The Cabinet Office has announced that the government’s preferred candidate to be the next head of the civil service commission is the former Labour MP and now crossbench peer Gisela Stuart.
The commission’s job is to safeguard an impartial civil service. It has been doing that since 1855, as long as the civil service has been established in anything like its modern form, and its existence and role were enshrined in legislation in 2010. The commissioners are independent of government. They regulate the appointment of the most senior civil servants and determine complaints about whether there has been a breach of the civil service code.
Being seen to be impartial is vital. Being an ally or ideological fellow-traveller of the prime minister is not. For this reason, Gisela Stuart looks like the wrong appointment.
Most “First Commissioners” have been ex-civil servants or senior figures from the public sector. But there is no reason at all for the role to be the preserve of former mandarins. Bringing in someone with a different background is a good thing, and (as the government notes) a review of the commission in 2014 concluded that the lead commissioner should have more distance from the civil service. There is also no bar to politicians being appointed as civil service commissioners, though while in office they must “not hold any paid or unpaid posts in a political party and/or campaign for or against a political party or engage in any other party political activities”.
However, the job has not been held by a politician since 1909, and there is a good case for that to continue. That is not a comment on Gisela Stuart’s competence. She is experienced, a former minister and chaired the Vote Leave campaign. She clearly has many skills and is a strong candidate for any number of public appointments – she already has jobs at the Royal Mint and Wilton Park, a venue for major foreign policy events.

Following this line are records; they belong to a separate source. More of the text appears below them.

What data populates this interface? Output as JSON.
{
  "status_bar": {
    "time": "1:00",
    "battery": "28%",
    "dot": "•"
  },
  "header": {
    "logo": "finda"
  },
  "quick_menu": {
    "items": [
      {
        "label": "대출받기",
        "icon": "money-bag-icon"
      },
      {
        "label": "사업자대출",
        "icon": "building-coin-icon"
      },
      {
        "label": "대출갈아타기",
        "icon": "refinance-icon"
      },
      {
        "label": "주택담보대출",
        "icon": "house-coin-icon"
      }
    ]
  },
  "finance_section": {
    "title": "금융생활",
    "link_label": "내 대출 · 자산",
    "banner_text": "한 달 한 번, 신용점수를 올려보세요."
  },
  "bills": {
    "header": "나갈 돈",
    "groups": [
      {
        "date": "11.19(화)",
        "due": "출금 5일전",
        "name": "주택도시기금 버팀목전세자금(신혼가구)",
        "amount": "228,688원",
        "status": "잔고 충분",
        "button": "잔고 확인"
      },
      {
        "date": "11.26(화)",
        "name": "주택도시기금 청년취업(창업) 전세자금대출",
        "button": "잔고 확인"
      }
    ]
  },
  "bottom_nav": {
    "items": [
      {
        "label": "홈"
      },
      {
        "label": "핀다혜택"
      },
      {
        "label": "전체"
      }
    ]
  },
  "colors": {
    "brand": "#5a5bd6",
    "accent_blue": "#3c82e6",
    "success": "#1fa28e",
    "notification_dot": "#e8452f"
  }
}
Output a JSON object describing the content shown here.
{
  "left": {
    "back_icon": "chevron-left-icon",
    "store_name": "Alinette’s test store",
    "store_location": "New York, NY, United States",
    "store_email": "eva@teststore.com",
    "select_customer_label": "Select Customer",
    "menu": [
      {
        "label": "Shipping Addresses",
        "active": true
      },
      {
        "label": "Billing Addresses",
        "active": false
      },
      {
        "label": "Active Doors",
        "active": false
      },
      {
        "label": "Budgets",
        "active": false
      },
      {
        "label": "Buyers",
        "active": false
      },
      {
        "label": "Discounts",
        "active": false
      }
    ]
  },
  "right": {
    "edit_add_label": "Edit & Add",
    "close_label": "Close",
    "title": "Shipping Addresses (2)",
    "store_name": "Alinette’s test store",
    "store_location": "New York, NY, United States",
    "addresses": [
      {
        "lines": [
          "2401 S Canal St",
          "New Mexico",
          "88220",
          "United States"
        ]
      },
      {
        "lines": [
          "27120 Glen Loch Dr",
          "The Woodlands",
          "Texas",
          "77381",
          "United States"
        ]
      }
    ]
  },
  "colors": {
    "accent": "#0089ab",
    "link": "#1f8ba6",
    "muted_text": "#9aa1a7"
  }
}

But asking a political figure, known to be a close ally of current senior ministers, to lead the very body that exists to ensure that the civil service can serve governments of any party is a mistake. It fails to recognise that perceived – as well as actual – impartiality is necessary for credibility in this role, will make civil servants less likely to speak honestly to ministers, raises concerns about how the impartiality principle in the civil service code is to be overseen and encourages a creeping politicisation of the civil service. The government’s announcement implicitly acknowledged the problem, stressing defensively that “from 2017, Baroness Stuart has contributed to public life with non-partisan roles”.
The particular nature of this job means that there are safeguards built into the appointment. Ministers must consult with opposition parties and the devolved administrations before selecting their preferred candidate. We do not yet know whether there were objections. But when the Public Administration and Constitutional Affairs Committee conducts its pre-appointment scrutiny, MPs must press hard for reassurances from Baroness Stuart about how she will address these points.
This appointment suggests that ministers want to use Stuart and her fellow commissioners as a way to accelerate civil service reform. While there is plenty to reform in government, it not the job of the commissioners to deliver it.
It is the responsibility of the prime minister and Cabinet Office ministers, as well as the head of the civil service and permanent secretaries, to reform the civil service. The job of the commissioners is to assure ministers, civil servants and the public that the best people are being appointed to the right jobs. Radical government reform should sit alongside the defence of an impartial civil service that is as willing and able to serve future governments as the current one.
Undermining the commission’s impartiality will ultimately damage the government’s plans to improve the efficiency and effectiveness of the civil service. A demonstrably independent, non-partisan commission would be a strong ally for ministers who want to attract and appoint the most talented people to government jobs.
Ministers, and ultimately parliament, should retain control of the civil service. The government’s reform plans include a commitment to “ensure that ministers have visibility of senior civil service appointments in the departments they lead”. And ultimately parliament can legislate for whatever civil service it considers fit to implement government policy.
But ministers in fact already have quite a lot of influence over who gets top civil service jobs. Secretaries of state are consulted on role specifications, they sign off the job selection panel and they meet and feed in views on shortlisted candidates. If ministers disagree with a panel’s recommendation they can demand a reconsideration. The prime minister has to approve all director general appointments and can select successful permanent secretary candidates from those who are deemed capable of doing the job. Throughout, it is the civil service commissioners who provide the critical assurance that appointments are made from a pool of people selected on merit.
Ministers might wish to argue that there is nothing inherently wrong with politically aligned officials. Plenty of democracies see a turnover of bureaucrats when governments change, and it may be that ministers feel that is the right model for the UK. But if that is so they need to make the case and change the law, rather than appearing to subvert civil service impartiality with a political appointment to a post whose very function is to safeguard impartiality.